The Bedfordview CPF is credited with being one of the foremost structures in South Africa. What is their secret?

General Petros also indicated it is the first CPF to invite him to engage on a community level.

Together with her team, Marina Constas, chairwoman of the Bedfordview CPF, works tirelessly with the community and local police to achieve a collective goal of preventing and curbing crime.

This community is a fantastic example of why CPFs exist in the first place and what they should do to fulfill their mandate.

There are too many examples of dysfunctional CPFs that are driven by their own personal or political agendas.

These CPFs have no relationship with the local police, nor do they listen or carry out the mandate by residents in their communities.

If this is true of your community, expose them to the provincial CPF board or if you wish to remain anonymous, contact Crime Line or Crime Stop.

marina

Marina Constas, chairwoman of the Bedfordview CPF.

The rot and corruption is not going to end if we don’t take the initiative to expose it. It is both your right and responsibility.

Bedfordview should serve as an example that we have to work together and look out for each other in our communities.

We can no longer afford to isolate ourselves behind our high walls and electrified fences.

Get to know your neighbours and take collective responsibility to achieve the type of community you want and you want your kids to grow up in.

Last night we heard from the CPF about the conditions that local police have to work in. Morale is low.

The majority of police officers were described as dedicated and Constas called on the community to support and encourage them. Read more

Let’s tell the world SA has a lot of good to offer

2010_fifa_world_cup_fans_2

The success of the 2010 Soccer World Cup did much to boost South Africa’s reputation as a world class destination.

South Africa has been making international headlines over recent months.

The last time the country grabbed global attention to this extent, was when Nelson Mandela was released from prison and during the first democratic election in 1994.

More recently, the Marikana blood-bath, the rape scourge, “Blade runner” Oscar Pistorius killing his model girlfriend Reeva Steenkamp and the Daveyton police brutality incident have tainted our image locally and abroad.

South Africa has made the headlines across the world for all the wrong reasons over recent months – and even locally many appear to be disillusioned about what has been happening.

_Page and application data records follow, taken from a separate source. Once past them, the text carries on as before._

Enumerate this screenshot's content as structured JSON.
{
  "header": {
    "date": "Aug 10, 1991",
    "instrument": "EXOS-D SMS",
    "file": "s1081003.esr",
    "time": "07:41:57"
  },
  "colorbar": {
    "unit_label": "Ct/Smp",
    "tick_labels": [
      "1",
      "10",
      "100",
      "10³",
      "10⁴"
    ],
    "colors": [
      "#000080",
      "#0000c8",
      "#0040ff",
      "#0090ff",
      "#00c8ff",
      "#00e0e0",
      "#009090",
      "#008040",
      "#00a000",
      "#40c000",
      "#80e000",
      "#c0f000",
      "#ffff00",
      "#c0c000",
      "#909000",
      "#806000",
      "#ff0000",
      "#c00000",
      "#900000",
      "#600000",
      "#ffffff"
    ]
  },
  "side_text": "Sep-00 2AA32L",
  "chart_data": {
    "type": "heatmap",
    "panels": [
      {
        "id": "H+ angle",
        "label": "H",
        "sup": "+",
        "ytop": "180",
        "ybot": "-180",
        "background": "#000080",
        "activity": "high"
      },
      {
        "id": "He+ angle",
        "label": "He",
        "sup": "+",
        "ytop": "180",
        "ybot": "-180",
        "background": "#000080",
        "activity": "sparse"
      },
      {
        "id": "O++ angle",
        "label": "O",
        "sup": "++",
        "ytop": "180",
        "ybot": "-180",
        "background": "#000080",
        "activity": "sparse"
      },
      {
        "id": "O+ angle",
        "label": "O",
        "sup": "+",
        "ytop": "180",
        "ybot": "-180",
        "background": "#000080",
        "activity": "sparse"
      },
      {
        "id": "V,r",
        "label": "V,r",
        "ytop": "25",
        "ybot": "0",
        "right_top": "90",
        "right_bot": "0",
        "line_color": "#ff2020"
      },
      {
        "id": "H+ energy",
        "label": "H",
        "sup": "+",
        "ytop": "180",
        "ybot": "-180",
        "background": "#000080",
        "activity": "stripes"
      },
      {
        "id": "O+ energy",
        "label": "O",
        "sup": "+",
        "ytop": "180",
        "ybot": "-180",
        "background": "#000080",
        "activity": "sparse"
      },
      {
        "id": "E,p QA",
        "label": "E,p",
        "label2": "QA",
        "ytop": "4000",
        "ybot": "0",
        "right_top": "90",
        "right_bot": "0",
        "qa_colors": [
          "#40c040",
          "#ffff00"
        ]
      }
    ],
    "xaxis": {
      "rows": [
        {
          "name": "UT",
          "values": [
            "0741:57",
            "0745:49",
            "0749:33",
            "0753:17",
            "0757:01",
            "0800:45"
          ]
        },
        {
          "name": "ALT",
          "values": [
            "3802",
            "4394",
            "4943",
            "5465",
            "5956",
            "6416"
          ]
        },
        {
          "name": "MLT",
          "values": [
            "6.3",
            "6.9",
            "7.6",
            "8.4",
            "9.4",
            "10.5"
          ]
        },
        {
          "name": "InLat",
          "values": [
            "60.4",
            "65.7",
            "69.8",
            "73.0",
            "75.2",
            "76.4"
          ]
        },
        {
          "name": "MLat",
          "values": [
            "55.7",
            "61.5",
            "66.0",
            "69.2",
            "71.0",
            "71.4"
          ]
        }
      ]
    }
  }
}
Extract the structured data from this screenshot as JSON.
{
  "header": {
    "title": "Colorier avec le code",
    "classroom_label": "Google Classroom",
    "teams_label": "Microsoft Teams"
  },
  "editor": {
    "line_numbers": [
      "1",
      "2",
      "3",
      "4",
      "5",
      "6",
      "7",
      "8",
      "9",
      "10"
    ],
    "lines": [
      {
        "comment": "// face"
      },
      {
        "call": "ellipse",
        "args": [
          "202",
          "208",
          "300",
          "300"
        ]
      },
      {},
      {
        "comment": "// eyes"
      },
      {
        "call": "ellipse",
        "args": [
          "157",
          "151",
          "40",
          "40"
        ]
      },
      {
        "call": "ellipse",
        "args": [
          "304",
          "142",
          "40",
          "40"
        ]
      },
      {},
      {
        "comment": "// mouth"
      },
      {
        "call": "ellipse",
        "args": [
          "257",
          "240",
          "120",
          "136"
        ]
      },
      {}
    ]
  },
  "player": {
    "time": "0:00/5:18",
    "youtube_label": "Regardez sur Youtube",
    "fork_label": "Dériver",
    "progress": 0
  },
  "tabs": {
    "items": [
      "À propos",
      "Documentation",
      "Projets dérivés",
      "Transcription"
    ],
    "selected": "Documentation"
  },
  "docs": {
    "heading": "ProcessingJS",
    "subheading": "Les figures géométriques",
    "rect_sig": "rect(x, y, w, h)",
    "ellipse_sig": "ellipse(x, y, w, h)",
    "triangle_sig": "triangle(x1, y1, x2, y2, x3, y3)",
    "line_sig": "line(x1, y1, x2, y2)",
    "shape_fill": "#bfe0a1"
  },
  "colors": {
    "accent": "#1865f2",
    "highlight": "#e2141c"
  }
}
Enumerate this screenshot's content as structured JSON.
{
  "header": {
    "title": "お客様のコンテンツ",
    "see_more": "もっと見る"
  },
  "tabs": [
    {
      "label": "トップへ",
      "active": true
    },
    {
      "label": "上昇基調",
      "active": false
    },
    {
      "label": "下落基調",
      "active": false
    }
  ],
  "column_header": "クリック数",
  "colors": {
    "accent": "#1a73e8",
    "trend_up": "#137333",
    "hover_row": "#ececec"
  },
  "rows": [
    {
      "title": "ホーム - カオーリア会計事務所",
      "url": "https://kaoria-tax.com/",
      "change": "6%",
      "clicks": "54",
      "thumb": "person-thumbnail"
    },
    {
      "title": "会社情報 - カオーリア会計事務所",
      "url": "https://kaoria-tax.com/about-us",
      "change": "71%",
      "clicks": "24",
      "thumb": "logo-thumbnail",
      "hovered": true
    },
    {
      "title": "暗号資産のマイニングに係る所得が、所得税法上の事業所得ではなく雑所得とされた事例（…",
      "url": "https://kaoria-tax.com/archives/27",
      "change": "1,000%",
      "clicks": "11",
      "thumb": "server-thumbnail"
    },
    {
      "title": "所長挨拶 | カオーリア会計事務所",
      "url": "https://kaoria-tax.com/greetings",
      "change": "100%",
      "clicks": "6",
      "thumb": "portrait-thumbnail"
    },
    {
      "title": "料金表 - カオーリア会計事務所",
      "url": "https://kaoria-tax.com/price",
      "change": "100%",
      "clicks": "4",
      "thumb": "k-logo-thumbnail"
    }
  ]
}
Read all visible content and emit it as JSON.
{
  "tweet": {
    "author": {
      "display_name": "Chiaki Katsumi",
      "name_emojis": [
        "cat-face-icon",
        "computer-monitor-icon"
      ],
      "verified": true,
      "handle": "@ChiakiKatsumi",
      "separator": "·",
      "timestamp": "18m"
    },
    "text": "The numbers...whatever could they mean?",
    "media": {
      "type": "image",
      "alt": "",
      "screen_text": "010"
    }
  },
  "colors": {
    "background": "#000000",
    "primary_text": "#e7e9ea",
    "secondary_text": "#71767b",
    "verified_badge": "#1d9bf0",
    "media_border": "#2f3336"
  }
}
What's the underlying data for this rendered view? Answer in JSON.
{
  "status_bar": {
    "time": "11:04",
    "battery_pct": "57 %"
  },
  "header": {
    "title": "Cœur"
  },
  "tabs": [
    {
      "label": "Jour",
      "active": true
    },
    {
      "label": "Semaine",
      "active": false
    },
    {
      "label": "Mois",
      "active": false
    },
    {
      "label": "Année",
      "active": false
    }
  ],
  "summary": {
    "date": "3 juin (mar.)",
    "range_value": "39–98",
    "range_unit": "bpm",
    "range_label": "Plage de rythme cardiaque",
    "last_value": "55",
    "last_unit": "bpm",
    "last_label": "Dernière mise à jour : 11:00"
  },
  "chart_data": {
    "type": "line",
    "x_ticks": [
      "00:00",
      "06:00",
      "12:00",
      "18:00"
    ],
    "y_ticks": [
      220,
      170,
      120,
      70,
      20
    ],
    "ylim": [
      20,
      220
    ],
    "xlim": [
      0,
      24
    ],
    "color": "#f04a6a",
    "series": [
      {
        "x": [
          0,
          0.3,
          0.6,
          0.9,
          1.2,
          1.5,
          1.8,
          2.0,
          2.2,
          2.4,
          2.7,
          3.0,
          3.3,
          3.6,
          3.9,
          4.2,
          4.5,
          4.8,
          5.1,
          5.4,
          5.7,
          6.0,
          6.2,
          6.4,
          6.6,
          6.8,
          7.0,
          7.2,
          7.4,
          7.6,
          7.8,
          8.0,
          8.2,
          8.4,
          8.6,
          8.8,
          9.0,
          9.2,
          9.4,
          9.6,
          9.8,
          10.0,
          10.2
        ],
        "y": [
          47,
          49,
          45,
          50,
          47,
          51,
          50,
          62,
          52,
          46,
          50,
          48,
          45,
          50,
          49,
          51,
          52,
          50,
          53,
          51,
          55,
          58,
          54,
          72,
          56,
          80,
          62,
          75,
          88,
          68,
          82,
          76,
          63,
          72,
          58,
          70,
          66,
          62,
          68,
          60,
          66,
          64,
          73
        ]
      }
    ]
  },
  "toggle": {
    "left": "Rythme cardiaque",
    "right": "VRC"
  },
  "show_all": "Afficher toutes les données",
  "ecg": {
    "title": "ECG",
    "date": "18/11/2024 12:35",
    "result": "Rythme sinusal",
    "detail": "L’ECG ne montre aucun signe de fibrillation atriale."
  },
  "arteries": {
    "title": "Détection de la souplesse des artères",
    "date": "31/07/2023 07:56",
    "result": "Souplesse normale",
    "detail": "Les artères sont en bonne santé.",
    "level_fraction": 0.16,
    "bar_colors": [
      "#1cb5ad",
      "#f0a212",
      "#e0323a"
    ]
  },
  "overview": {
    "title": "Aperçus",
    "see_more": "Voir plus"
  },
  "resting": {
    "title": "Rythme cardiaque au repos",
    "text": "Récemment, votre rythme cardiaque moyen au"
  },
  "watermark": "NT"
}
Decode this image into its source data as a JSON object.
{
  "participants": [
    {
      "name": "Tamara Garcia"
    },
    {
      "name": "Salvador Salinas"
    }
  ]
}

Read more

Clarion call to break silence on abuse of rights

Making headlines for all the wrong reasons – the SAPS has been shamed by their handling of (from left) the Oscar Pistorius case, the death of Andries Tatane at the hands of police, the Marikana massacre and the most recent case of police brutality following the death of taxi driver, Mido Macia in Daveyton.

Making headlines for all the wrong reasons – the SAPS has been shamed by their handling of (from left) the Oscar Pistorius case, the death of Andries Tatane at the hands of police, the Marikana massacre and the most recent case of police brutality following the death of taxi driver, Mido Macia in Daveyton.

“Human Rights Day (21 March) presents an opportunity, every year, to celebrate human rights, highlight a specific issue, and advocate for the full enjoyment of all human rights by everyone everywhere.”

This year, we have much to reflect upon.

The South African Police Service (SAPS) is making international headlines again following the torture and subsequent death of a Mozambican national in Daveyton.

Earlier, we had the Marikana blood-bath and the murder of Andries Tatane in the Free State. These are the high-profile cases.

But what about the many cases where ordinary citizens get abused and tortured by those in uniforms and yes, they call themselves “law enforcers”.

The SAPS has a serious problem and it requires urgent intervention at the highest level.

A call has now been made for a judicial commission of enquiry into the police to ascertain the general cause/s of the police conduct.

I don’t think there is a need for a commission. It’s simply lawlessness of the worst form and an abuse of power by SAPS members. They must be treated as criminals and the law must come down hard on them. Read more